This Italian steakhouse on the edge of Fulton Market is working hard on channeling mid-century-era glamour, complete with servers in jackets and a humidor. But Fioretta delivers on style and substance. There are excellent steaks on the menu—like an olive-fed wagyu New York strip that will have you wondering whether that cow got to fly on a private jet with a weekend stopover in Portofino on its way to Chicago. Strong drinks and live music on the weekend contribute to the buzzy vibe and make this spot great for a special occasion dinner.
Any Chicago restaurant associated with the words “West Loop,” “Italian,” and “Boka Restaurant Group” is probably going to be a good time. This is the case with Alla Vita, an Italian spot on Randolph. It’s designed to be a crowd-pleaser, buzzing with everyone from couples to large groups in town for some conference. It’s also pretty, decorated with hanging plants and an intriguing overhead installation that looks a little like fish gills. And while the menu isn’t going to blow your mind with creativity (it’s mainly pizza, pasta, and a handful of entrees) what’s on it is good. The pizza has a chewy wood-fired crust, and the silky cacio e pepe ricotta dumplings will have you waving a spoon in the air like a 2000s Yoplait commercial.

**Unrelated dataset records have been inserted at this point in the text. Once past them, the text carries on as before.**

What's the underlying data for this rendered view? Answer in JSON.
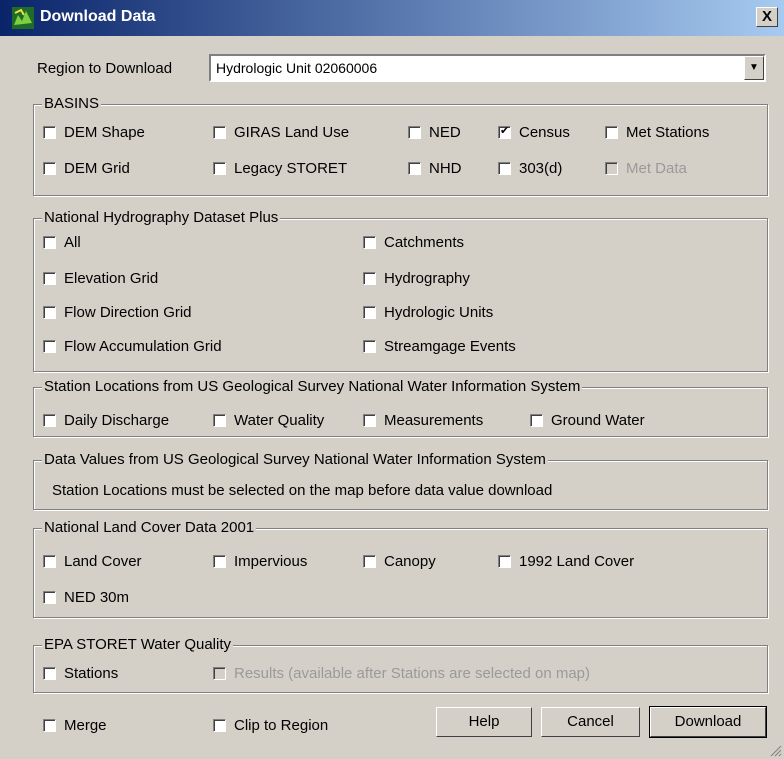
{
  "window": {
    "title": "Download Data",
    "close_label": "X"
  },
  "region": {
    "label": "Region to Download",
    "value": "Hydrologic Unit 02060006"
  },
  "basins": {
    "legend": "BASINS",
    "items": [
      {
        "label": "DEM Shape",
        "checked": false,
        "disabled": false
      },
      {
        "label": "GIRAS Land Use",
        "checked": false,
        "disabled": false
      },
      {
        "label": "NED",
        "checked": false,
        "disabled": false
      },
      {
        "label": "Census",
        "checked": true,
        "disabled": false
      },
      {
        "label": "Met Stations",
        "checked": false,
        "disabled": false
      },
      {
        "label": "DEM Grid",
        "checked": false,
        "disabled": false
      },
      {
        "label": "Legacy STORET",
        "checked": false,
        "disabled": false
      },
      {
        "label": "NHD",
        "checked": false,
        "disabled": false
      },
      {
        "label": "303(d)",
        "checked": false,
        "disabled": false
      },
      {
        "label": "Met Data",
        "checked": false,
        "disabled": true
      }
    ]
  },
  "nhdplus": {
    "legend": "National Hydrography Dataset Plus",
    "items": [
      {
        "label": "All",
        "checked": false
      },
      {
        "label": "Catchments",
        "checked": false
      },
      {
        "label": "Elevation Grid",
        "checked": false
      },
      {
        "label": "Hydrography",
        "checked": false
      },
      {
        "label": "Flow Direction Grid",
        "checked": false
      },
      {
        "label": "Hydrologic Units",
        "checked": false
      },
      {
        "label": "Flow Accumulation Grid",
        "checked": false
      },
      {
        "label": "Streamgage Events",
        "checked": false
      }
    ]
  },
  "nwis_stations": {
    "legend": "Station Locations from US Geological Survey National Water Information System",
    "items": [
      {
        "label": "Daily Discharge",
        "checked": false
      },
      {
        "label": "Water Quality",
        "checked": false
      },
      {
        "label": "Measurements",
        "checked": false
      },
      {
        "label": "Ground Water",
        "checked": false
      }
    ]
  },
  "nwis_values": {
    "legend": "Data Values from US Geological Survey National Water Information System",
    "note": "Station Locations must be selected on the map before data value download"
  },
  "nlcd": {
    "legend": "National Land Cover Data 2001",
    "items": [
      {
        "label": "Land Cover",
        "checked": false
      },
      {
        "label": "Impervious",
        "checked": false
      },
      {
        "label": "Canopy",
        "checked": false
      },
      {
        "label": "1992 Land Cover",
        "checked": false
      },
      {
        "label": "NED 30m",
        "checked": false
      }
    ]
  },
  "storet": {
    "legend": "EPA STORET Water Quality",
    "items": [
      {
        "label": "Stations",
        "checked": false,
        "disabled": false
      },
      {
        "label": "Results (available after Stations are selected on map)",
        "checked": false,
        "disabled": true
      }
    ]
  },
  "footer": {
    "merge": {
      "label": "Merge",
      "checked": false
    },
    "clip": {
      "label": "Clip to Region",
      "checked": false
    },
    "help_label": "Help",
    "cancel_label": "Cancel",
    "download_label": "Download"
  }
}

The hype surrounding this River North spot has been of the slow-burn variety. It didn’t open to much fanfare in the summer of 2022, but has steadily become one of the most sought-after dinner reservations in town. On the surface, Obelix looks like a typical, white-tablecloth French restaurant. It’s not. Obelix walks the tightrope of feeling formal without being stuffy. And that same balance is present in the food, which is filled with a mixture of classics like escargot and playful, fusion-y things like a foie gras taco.
After a short closure, this excellent vegetable-centric "Midwestern pasta" spot reopened in a new, larger space. The menu isn’t that different, aside from a new section for things like lamb shank and salmon collars. But the the bigger dining room (and the new chef’s table, and large bar) means that Daisies is packed by 6pm even on a random Wednesday. Make a reservation in advance, and eat pierogies while listening to an upbeat R&B soundtrack and the dull roar of other diners’ conversations.

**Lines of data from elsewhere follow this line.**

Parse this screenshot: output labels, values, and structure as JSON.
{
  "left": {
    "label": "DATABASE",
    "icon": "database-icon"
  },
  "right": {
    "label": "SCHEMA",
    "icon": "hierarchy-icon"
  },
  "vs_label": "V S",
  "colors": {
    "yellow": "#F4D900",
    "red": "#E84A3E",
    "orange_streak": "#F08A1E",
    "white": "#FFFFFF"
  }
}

Google “Monteverde” and try to make a reservation for some time over the next month. Did you hear that? That was Resy laughing at you. This incredible Italian restaurant has been a guaranteed good time since it opened in 2015, and is the first place we try (and often fail) to make reservations when someone from the East Coast tells us they're visiting. The menu is full of hits, from cacio e pepe to the ragu alla Napoletana—a tomato-braised pork shank with three soppressata meatballs, two cacciatore sausages, and a pile of fusilli we want buried with us when we die.

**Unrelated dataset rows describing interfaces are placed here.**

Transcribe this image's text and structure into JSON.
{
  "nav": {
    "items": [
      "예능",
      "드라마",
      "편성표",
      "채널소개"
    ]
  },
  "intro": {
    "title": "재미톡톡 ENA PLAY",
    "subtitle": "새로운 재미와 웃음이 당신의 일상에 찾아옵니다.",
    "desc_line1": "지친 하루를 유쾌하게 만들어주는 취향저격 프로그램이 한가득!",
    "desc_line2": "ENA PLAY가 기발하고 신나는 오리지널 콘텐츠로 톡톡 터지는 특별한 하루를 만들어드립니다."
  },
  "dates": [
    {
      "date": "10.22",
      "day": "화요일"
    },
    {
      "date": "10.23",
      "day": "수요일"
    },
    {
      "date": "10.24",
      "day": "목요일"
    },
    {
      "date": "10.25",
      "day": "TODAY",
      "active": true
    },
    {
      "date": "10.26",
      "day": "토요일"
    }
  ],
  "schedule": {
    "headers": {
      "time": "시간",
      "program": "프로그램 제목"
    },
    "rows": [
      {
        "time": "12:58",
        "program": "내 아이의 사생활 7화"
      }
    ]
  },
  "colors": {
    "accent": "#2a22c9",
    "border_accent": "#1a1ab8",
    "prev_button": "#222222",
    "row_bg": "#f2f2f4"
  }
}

Because of its fantastic funk and soul soundtrack, delicious food, and long wine list, there are plenty of reasons to hang out at Bronzeville Winery for as long as possible. This American restaurant also has the perfect combination of loud music and conversational buzz that prevents the entire dining room from overhearing why your friend thinks health insurance is technically a form of gambling. Plus, there’s a great sidewalk patio.